The decision to purchase a house is not one that can be taken lightly. Though homeownership is a rewarding opportunity and a lifelong aspiration for many, it is not suited for everyone. Unless you win the lottery, the average person does not have the funds available to purchase a house outright without the aid of a mortgage. Generally, qualifying for a mortgage is part of the battle. Before you begin meeting with a mortgage advisor, take some time to assess your personal financial situation and see if you are financially prepared to become a homeowner.
Evaluate Your Current Expenses
Start with your current expenses. Make a chart detailing every expense and the associated monthly cost. Remember you are being honest with yourself, so do not be tempted to exclude any bills to make yourself look better on paper. The more accurate you are with the expenses chart, the better understanding you will have of your suitability for homeownership.
Include all household bills such as rent, hydro, gas, water, internet, car/tenant/health insurance, child care, car/public transit costs, cell phone, groceries, clothing, entertainment, and any savings contributions you regularly make. If you have inconsistent spending habits, remember it is better to overestimate rather than underestimate your expenses.

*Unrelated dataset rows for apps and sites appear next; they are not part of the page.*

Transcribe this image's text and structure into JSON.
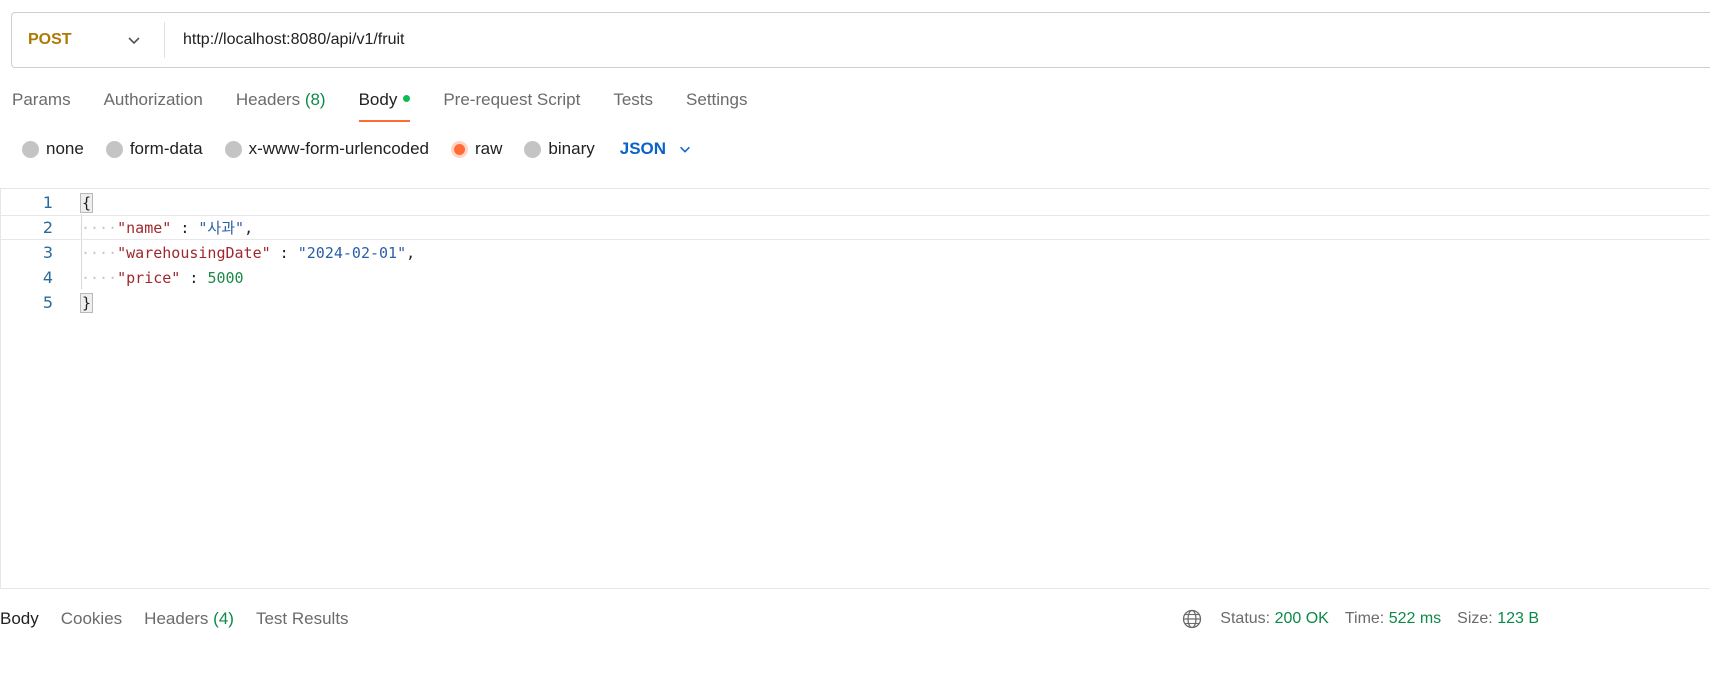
{
  "request": {
    "method": "POST",
    "url": "http://localhost:8080/api/v1/fruit"
  },
  "tabs": [
    {
      "label": "Params"
    },
    {
      "label": "Authorization"
    },
    {
      "label": "Headers",
      "count": "(8)"
    },
    {
      "label": "Body"
    },
    {
      "label": "Pre-request Script"
    },
    {
      "label": "Tests"
    },
    {
      "label": "Settings"
    }
  ],
  "body_types": {
    "options": [
      "none",
      "form-data",
      "x-www-form-urlencoded",
      "raw",
      "binary"
    ],
    "selected": "raw",
    "language": "JSON"
  },
  "editor": {
    "line_numbers": [
      "1",
      "2",
      "3",
      "4",
      "5"
    ],
    "lines": [
      {
        "open_brace": "{"
      },
      {
        "key": "\"name\"",
        "sep": " : ",
        "value": "\"사과\"",
        "trail": ","
      },
      {
        "key": "\"warehousingDate\"",
        "sep": " : ",
        "value": "\"2024-02-01\"",
        "trail": ","
      },
      {
        "key": "\"price\"",
        "sep": " : ",
        "value": "5000",
        "trail": ""
      },
      {
        "close_brace": "}"
      }
    ]
  },
  "response": {
    "tabs": [
      {
        "label": "Body"
      },
      {
        "label": "Cookies"
      },
      {
        "label": "Headers",
        "count": "(4)"
      },
      {
        "label": "Test Results"
      }
    ],
    "status_label": "Status:",
    "status_value": "200 OK",
    "time_label": "Time:",
    "time_value": "522 ms",
    "size_label": "Size:",
    "size_value": "123 B"
  },
  "colors": {
    "accent": "#ff6c37",
    "method": "#ad7a03",
    "success": "#0d8a4a",
    "link_blue": "#0b63c9"
  }
}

It’s difficult to include all money you spend, but try to generalize with categories that are a bit more infrequent and difficult to track. For instance make a category in the expenses chart for gifts. Although you do not purchase gifts every day or even every week, there still needs to be a general allocation of money towards gifts because it is inevitable at some point. Putting an amount of $25 per month is a safe bet and will cover off possible overspending at Christmas time.

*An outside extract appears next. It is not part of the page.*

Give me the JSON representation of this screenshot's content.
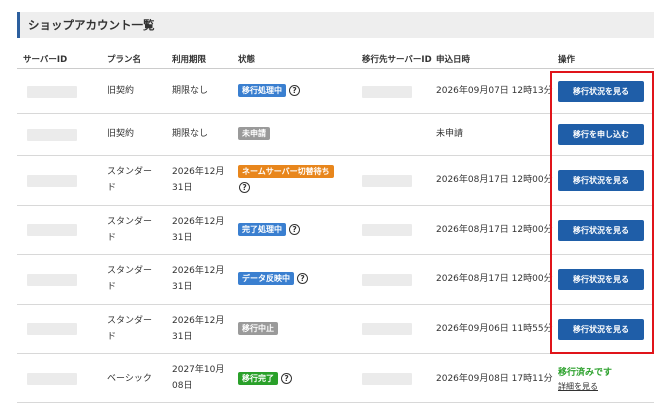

Evaluate Your Debt Load
Once you have a complete picture of what your expenses are, make another chart for your debt repayments. This is an important part of assessing if you are financially prepared to undertake a mortgage and will certainly be heavily scrutinized by financial lenders. In the debt repayment chart be sure to include any existing property loans, car loans, lines of credit, credit cards, student loans, and any personal loans you may have. Figure out what your monthly owings are in debt repayment. This number may startle you when you see everything combined into one amount, so be prepared!
If, in your estimation, your debt load is too large to consider buying a home right now, there is still hope. You may look into debt consolidation to simplify and possibly reduce your repayment requirements. You should also tackle debt in order of interest rate. Debts with high interest rates, such as credit card balances, should be paid off first.
Evaluate Your Aspirations
Whether or not you can afford to buy a home will, of course, depend on what type of property you are interested in buying. Regardless of your income, expenses, and debt obligation, there is a difference between buying a $200,000 apartment in Britannia, a $300,000 townhome in Bridlewood, and a $3 million estate in Manotick. In addition to the sale price, property taxes, homeowner’s insurance, and maintenance expenses will vary wildly based on the type and size of property. Calculate how much you can currently afford versus where you need to be to afford the home you desire. From there, you can come up with a budget that will help you reach your objective in due time.
Having your financial situation laid out for you in chart form is an easy way to assess if you are financially prepared to purchase a home. Knowing the amount of your total debts and expenses may feel like an overwhelming task, however the knowledge you gain from this exercise will be invaluable when it comes to obtaining a mortgage. When you are ready to consider applying for a mortgage, book an appointment and discuss your eligibility with a mortgage advisor.